[GIVEN DATA]

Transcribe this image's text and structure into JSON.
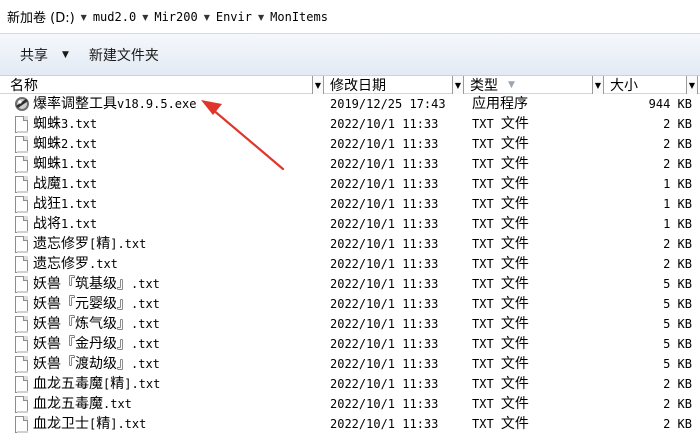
{
  "address": {
    "crumbs": [
      "新加卷 (D:)",
      "mud2.0",
      "Mir200",
      "Envir",
      "MonItems"
    ]
  },
  "toolbar": {
    "share_label": "共享",
    "new_folder_label": "新建文件夹"
  },
  "columns": {
    "name": "名称",
    "date": "修改日期",
    "type": "类型",
    "size": "大小"
  },
  "files": [
    {
      "name": "爆率调整工具v18.9.5.exe",
      "date": "2019/12/25 17:43",
      "type": "应用程序",
      "size": "944 KB",
      "icon": "exe-icon"
    },
    {
      "name": "蜘蛛3.txt",
      "date": "2022/10/1 11:33",
      "type": "TXT 文件",
      "size": "2 KB",
      "icon": "text-file-icon"
    },
    {
      "name": "蜘蛛2.txt",
      "date": "2022/10/1 11:33",
      "type": "TXT 文件",
      "size": "2 KB",
      "icon": "text-file-icon"
    },
    {
      "name": "蜘蛛1.txt",
      "date": "2022/10/1 11:33",
      "type": "TXT 文件",
      "size": "2 KB",
      "icon": "text-file-icon"
    },
    {
      "name": "战魔1.txt",
      "date": "2022/10/1 11:33",
      "type": "TXT 文件",
      "size": "1 KB",
      "icon": "text-file-icon"
    },
    {
      "name": "战狂1.txt",
      "date": "2022/10/1 11:33",
      "type": "TXT 文件",
      "size": "1 KB",
      "icon": "text-file-icon"
    },
    {
      "name": "战将1.txt",
      "date": "2022/10/1 11:33",
      "type": "TXT 文件",
      "size": "1 KB",
      "icon": "text-file-icon"
    },
    {
      "name": "遗忘修罗[精].txt",
      "date": "2022/10/1 11:33",
      "type": "TXT 文件",
      "size": "2 KB",
      "icon": "text-file-icon"
    },
    {
      "name": "遗忘修罗.txt",
      "date": "2022/10/1 11:33",
      "type": "TXT 文件",
      "size": "2 KB",
      "icon": "text-file-icon"
    },
    {
      "name": "妖兽『筑基级』.txt",
      "date": "2022/10/1 11:33",
      "type": "TXT 文件",
      "size": "5 KB",
      "icon": "text-file-icon"
    },
    {
      "name": "妖兽『元婴级』.txt",
      "date": "2022/10/1 11:33",
      "type": "TXT 文件",
      "size": "5 KB",
      "icon": "text-file-icon"
    },
    {
      "name": "妖兽『炼气级』.txt",
      "date": "2022/10/1 11:33",
      "type": "TXT 文件",
      "size": "5 KB",
      "icon": "text-file-icon"
    },
    {
      "name": "妖兽『金丹级』.txt",
      "date": "2022/10/1 11:33",
      "type": "TXT 文件",
      "size": "5 KB",
      "icon": "text-file-icon"
    },
    {
      "name": "妖兽『渡劫级』.txt",
      "date": "2022/10/1 11:33",
      "type": "TXT 文件",
      "size": "5 KB",
      "icon": "text-file-icon"
    },
    {
      "name": "血龙五毒魔[精].txt",
      "date": "2022/10/1 11:33",
      "type": "TXT 文件",
      "size": "2 KB",
      "icon": "text-file-icon"
    },
    {
      "name": "血龙五毒魔.txt",
      "date": "2022/10/1 11:33",
      "type": "TXT 文件",
      "size": "2 KB",
      "icon": "text-file-icon"
    },
    {
      "name": "血龙卫士[精].txt",
      "date": "2022/10/1 11:33",
      "type": "TXT 文件",
      "size": "2 KB",
      "icon": "text-file-icon"
    }
  ],
  "colors": {
    "annotation_arrow": "#e0352b",
    "toolbar_top": "#f5f8fc",
    "toolbar_bottom": "#e3eaf4"
  }
}
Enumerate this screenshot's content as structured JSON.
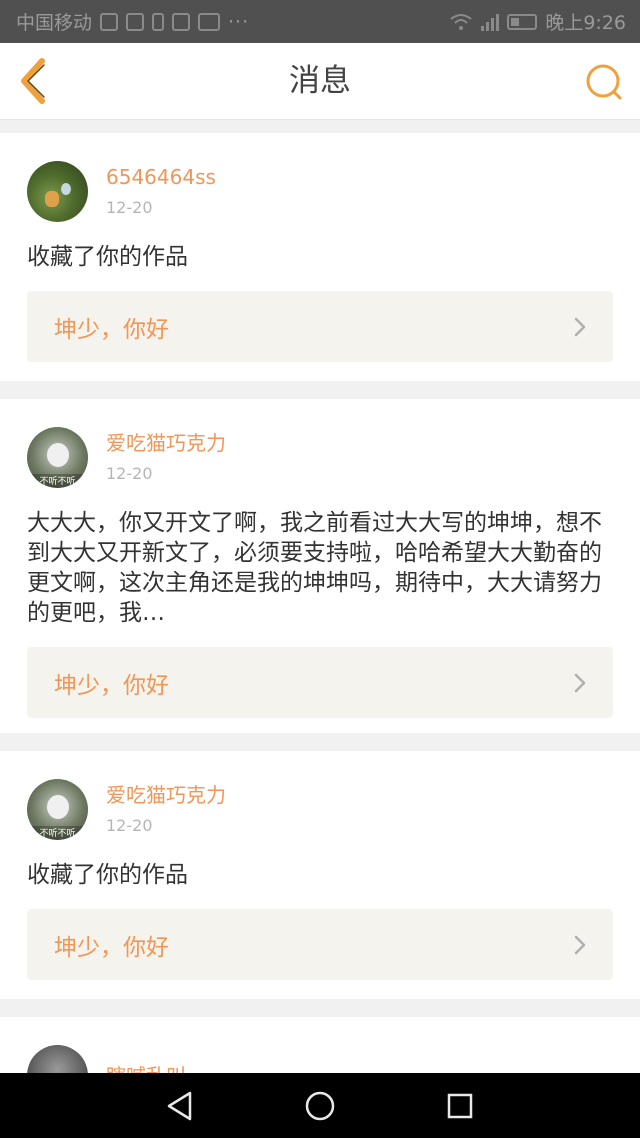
{
  "status_bar": {
    "carrier": "中国移动",
    "time": "晚上9:26",
    "icons": [
      "notification-icon",
      "notification-icon",
      "sim-icon",
      "message-icon",
      "mail-icon",
      "more-dots-icon",
      "wifi-icon",
      "signal-icon",
      "battery-icon"
    ]
  },
  "header": {
    "title": "消息",
    "back_icon": "chevron-left-icon",
    "search_icon": "search-icon",
    "accent_color": "#f0a03c"
  },
  "messages": [
    {
      "username": "6546464ss",
      "date": "12-20",
      "content": "收藏了你的作品",
      "reference": "坤少，你好",
      "avatar": "green-figurine-avatar"
    },
    {
      "username": "爱吃猫巧克力",
      "date": "12-20",
      "content": "大大大，你又开文了啊，我之前看过大大写的坤坤，想不到大大又开新文了，必须要支持啦，哈哈希望大大勤奋的更文啊，这次主角还是我的坤坤吗，期待中，大大请努力的更吧，我…",
      "reference": "坤少，你好",
      "avatar": "cat-avatar",
      "avatar_caption": "不听不听"
    },
    {
      "username": "爱吃猫巧克力",
      "date": "12-20",
      "content": "收藏了你的作品",
      "reference": "坤少，你好",
      "avatar": "cat-avatar",
      "avatar_caption": "不听不听"
    },
    {
      "username": "瞎喊乱叫",
      "date": "",
      "content": "",
      "reference": "",
      "avatar": "gray-avatar"
    }
  ],
  "colors": {
    "username": "#f09656",
    "reference_bg": "#f5f3ed",
    "background": "#f1f1f1"
  },
  "nav_bar": {
    "icons": [
      "back-triangle-icon",
      "home-circle-icon",
      "recents-square-icon"
    ]
  }
}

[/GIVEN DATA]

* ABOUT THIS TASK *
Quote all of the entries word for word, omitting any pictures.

* SOLUTION FOR THIS EXERCISE *
Transcribe this image's text and structure into JSON.
{
  "address": {
    "crumbs": [
      "新加卷 (D:)",
      "mud2.0",
      "Mir200",
      "Envir",
      "MonItems"
    ]
  },
  "toolbar": {
    "share_label": "共享",
    "new_folder_label": "新建文件夹"
  },
  "columns": {
    "name": "名称",
    "date": "修改日期",
    "type": "类型",
    "size": "大小"
  },
  "files": [
    {
      "name": "爆率调整工具v18.9.5.exe",
      "date": "2019/12/25 17:43",
      "type": "应用程序",
      "size": "944 KB",
      "icon": "exe-icon"
    },
    {
      "name": "蜘蛛3.txt",
      "date": "2022/10/1 11:33",
      "type": "TXT 文件",
      "size": "2 KB",
      "icon": "text-file-icon"
    },
    {
      "name": "蜘蛛2.txt",
      "date": "2022/10/1 11:33",
      "type": "TXT 文件",
      "size": "2 KB",
      "icon": "text-file-icon"
    },
    {
      "name": "蜘蛛1.txt",
      "date": "2022/10/1 11:33",
      "type": "TXT 文件",
      "size": "2 KB",
      "icon": "text-file-icon"
    },
    {
      "name": "战魔1.txt",
      "date": "2022/10/1 11:33",
      "type": "TXT 文件",
      "size": "1 KB",
      "icon": "text-file-icon"
    },
    {
      "name": "战狂1.txt",
      "date": "2022/10/1 11:33",
      "type": "TXT 文件",
      "size": "1 KB",
      "icon": "text-file-icon"
    },
    {
      "name": "战将1.txt",
      "date": "2022/10/1 11:33",
      "type": "TXT 文件",
      "size": "1 KB",
      "icon": "text-file-icon"
    },
    {
      "name": "遗忘修罗[精].txt",
      "date": "2022/10/1 11:33",
      "type": "TXT 文件",
      "size": "2 KB",
      "icon": "text-file-icon"
    },
    {
      "name": "遗忘修罗.txt",
      "date": "2022/10/1 11:33",
      "type": "TXT 文件",
      "size": "2 KB",
      "icon": "text-file-icon"
    },
    {
      "name": "妖兽『筑基级』.txt",
      "date": "2022/10/1 11:33",
      "type": "TXT 文件",
      "size": "5 KB",
      "icon": "text-file-icon"
    },
    {
      "name": "妖兽『元婴级』.txt",
      "date": "2022/10/1 11:33",
      "type": "TXT 文件",
      "size": "5 KB",
      "icon": "text-file-icon"
    },
    {
      "name": "妖兽『炼气级』.txt",
      "date": "2022/10/1 11:33",
      "type": "TXT 文件",
      "size": "5 KB",
      "icon": "text-file-icon"
    },
    {
      "name": "妖兽『金丹级』.txt",
      "date": "2022/10/1 11:33",
      "type": "TXT 文件",
      "size": "5 KB",
      "icon": "text-file-icon"
    },
    {
      "name": "妖兽『渡劫级』.txt",
      "date": "2022/10/1 11:33",
      "type": "TXT 文件",
      "size": "5 KB",
      "icon": "text-file-icon"
    },
    {
      "name": "血龙五毒魔[精].txt",
      "date": "2022/10/1 11:33",
      "type": "TXT 文件",
      "size": "2 KB",
      "icon": "text-file-icon"
    },
    {
      "name": "血龙五毒魔.txt",
      "date": "2022/10/1 11:33",
      "type": "TXT 文件",
      "size": "2 KB",
      "icon": "text-file-icon"
    },
    {
      "name": "血龙卫士[精].txt",
      "date": "2022/10/1 11:33",
      "type": "TXT 文件",
      "size": "2 KB",
      "icon": "text-file-icon"
    }
  ],
  "colors": {
    "annotation_arrow": "#e0352b",
    "toolbar_top": "#f5f8fc",
    "toolbar_bottom": "#e3eaf4"
  }
}
Enumerate this screenshot's content as structured JSON.
{
  "status_bar": {
    "carrier": "中国移动",
    "time": "晚上9:26",
    "icons": [
      "notification-icon",
      "notification-icon",
      "sim-icon",
      "message-icon",
      "mail-icon",
      "more-dots-icon",
      "wifi-icon",
      "signal-icon",
      "battery-icon"
    ]
  },
  "header": {
    "title": "消息",
    "back_icon": "chevron-left-icon",
    "search_icon": "search-icon",
    "accent_color": "#f0a03c"
  },
  "messages": [
    {
      "username": "6546464ss",
      "date": "12-20",
      "content": "收藏了你的作品",
      "reference": "坤少，你好",
      "avatar": "green-figurine-avatar"
    },
    {
      "username": "爱吃猫巧克力",
      "date": "12-20",
      "content": "大大大，你又开文了啊，我之前看过大大写的坤坤，想不到大大又开新文了，必须要支持啦，哈哈希望大大勤奋的更文啊，这次主角还是我的坤坤吗，期待中，大大请努力的更吧，我…",
      "reference": "坤少，你好",
      "avatar": "cat-avatar",
      "avatar_caption": "不听不听"
    },
    {
      "username": "爱吃猫巧克力",
      "date": "12-20",
      "content": "收藏了你的作品",
      "reference": "坤少，你好",
      "avatar": "cat-avatar",
      "avatar_caption": "不听不听"
    },
    {
      "username": "瞎喊乱叫",
      "date": "",
      "content": "",
      "reference": "",
      "avatar": "gray-avatar"
    }
  ],
  "colors": {
    "username": "#f09656",
    "reference_bg": "#f5f3ed",
    "background": "#f1f1f1"
  },
  "nav_bar": {
    "icons": [
      "back-triangle-icon",
      "home-circle-icon",
      "recents-square-icon"
    ]
  }
}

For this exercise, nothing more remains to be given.